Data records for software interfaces
○ ○ ○ ○ ○

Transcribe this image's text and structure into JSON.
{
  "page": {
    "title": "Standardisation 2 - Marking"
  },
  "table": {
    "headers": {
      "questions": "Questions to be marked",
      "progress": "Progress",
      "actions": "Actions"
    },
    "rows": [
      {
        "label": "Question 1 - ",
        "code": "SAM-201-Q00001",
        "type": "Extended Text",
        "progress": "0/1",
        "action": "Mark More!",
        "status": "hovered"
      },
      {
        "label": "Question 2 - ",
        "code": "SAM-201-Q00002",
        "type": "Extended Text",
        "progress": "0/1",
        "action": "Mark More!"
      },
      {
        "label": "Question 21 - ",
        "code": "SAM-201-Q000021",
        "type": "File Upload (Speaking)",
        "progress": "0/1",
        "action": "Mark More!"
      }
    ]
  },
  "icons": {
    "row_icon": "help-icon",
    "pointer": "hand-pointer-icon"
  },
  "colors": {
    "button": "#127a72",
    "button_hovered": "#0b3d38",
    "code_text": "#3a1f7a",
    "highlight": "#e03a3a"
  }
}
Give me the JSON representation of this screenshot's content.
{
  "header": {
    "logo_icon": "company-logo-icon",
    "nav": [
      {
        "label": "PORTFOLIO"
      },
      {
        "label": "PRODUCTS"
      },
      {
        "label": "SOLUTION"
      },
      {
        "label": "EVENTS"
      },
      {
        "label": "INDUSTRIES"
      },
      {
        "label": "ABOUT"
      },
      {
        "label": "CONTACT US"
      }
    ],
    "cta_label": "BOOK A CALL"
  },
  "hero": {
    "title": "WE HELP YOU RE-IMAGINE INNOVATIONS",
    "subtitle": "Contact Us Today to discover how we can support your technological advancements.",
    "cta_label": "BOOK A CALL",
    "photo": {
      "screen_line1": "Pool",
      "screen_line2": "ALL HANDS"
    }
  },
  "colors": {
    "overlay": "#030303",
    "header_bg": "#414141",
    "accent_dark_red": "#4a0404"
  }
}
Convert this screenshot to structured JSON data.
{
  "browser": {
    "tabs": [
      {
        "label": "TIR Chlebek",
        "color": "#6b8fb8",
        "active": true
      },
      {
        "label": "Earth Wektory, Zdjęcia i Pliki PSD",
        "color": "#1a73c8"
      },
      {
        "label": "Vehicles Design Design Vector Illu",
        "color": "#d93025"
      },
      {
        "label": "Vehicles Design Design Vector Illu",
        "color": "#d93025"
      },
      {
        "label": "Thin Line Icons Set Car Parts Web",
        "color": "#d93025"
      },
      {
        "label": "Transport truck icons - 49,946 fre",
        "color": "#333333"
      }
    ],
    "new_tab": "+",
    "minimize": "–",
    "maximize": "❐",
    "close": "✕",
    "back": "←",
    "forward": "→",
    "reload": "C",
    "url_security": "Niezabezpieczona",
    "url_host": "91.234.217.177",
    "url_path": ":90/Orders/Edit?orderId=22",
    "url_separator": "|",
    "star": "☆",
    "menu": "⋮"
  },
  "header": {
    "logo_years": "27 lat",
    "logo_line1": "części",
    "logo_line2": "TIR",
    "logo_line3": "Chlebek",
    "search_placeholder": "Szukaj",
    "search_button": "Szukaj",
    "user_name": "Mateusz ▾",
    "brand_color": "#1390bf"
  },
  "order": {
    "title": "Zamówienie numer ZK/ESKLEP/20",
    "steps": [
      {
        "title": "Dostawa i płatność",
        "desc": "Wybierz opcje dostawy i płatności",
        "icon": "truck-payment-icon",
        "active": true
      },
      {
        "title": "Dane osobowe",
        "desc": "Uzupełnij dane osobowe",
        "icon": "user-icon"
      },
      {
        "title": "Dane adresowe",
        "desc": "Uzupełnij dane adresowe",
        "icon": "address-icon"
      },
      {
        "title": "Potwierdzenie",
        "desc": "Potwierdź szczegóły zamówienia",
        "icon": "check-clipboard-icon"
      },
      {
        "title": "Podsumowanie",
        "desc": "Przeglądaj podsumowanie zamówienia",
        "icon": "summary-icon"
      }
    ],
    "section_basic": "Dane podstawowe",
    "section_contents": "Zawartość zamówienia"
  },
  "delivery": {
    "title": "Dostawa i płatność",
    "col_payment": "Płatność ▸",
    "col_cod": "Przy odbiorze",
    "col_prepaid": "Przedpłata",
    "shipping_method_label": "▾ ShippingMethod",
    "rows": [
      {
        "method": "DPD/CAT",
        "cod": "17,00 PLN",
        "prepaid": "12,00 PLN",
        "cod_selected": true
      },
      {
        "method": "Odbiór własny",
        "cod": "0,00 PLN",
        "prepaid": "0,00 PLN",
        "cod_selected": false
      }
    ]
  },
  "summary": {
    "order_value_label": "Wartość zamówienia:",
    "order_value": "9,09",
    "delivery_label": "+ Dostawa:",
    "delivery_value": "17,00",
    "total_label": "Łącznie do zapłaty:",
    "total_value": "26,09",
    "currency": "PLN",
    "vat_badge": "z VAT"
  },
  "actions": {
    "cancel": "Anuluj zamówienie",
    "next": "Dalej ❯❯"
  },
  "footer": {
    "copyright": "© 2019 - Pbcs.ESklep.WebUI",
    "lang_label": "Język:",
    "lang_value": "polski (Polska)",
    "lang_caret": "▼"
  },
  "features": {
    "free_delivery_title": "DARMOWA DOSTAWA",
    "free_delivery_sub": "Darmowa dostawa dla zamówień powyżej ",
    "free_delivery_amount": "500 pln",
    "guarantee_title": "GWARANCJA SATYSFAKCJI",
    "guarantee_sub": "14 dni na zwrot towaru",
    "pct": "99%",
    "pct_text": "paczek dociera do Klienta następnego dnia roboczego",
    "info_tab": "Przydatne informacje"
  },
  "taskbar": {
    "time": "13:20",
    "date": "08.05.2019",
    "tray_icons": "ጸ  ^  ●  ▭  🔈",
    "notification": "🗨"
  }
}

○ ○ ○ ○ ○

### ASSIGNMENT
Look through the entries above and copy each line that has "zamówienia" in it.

### ANSWER BOX
        "desc": "Potwierdź szczegóły zamówienia",
        "desc": "Przeglądaj podsumowanie zamówienia",
    "section_contents": "Zawartość zamówienia"
    "order_value_label": "Wartość zamówienia:",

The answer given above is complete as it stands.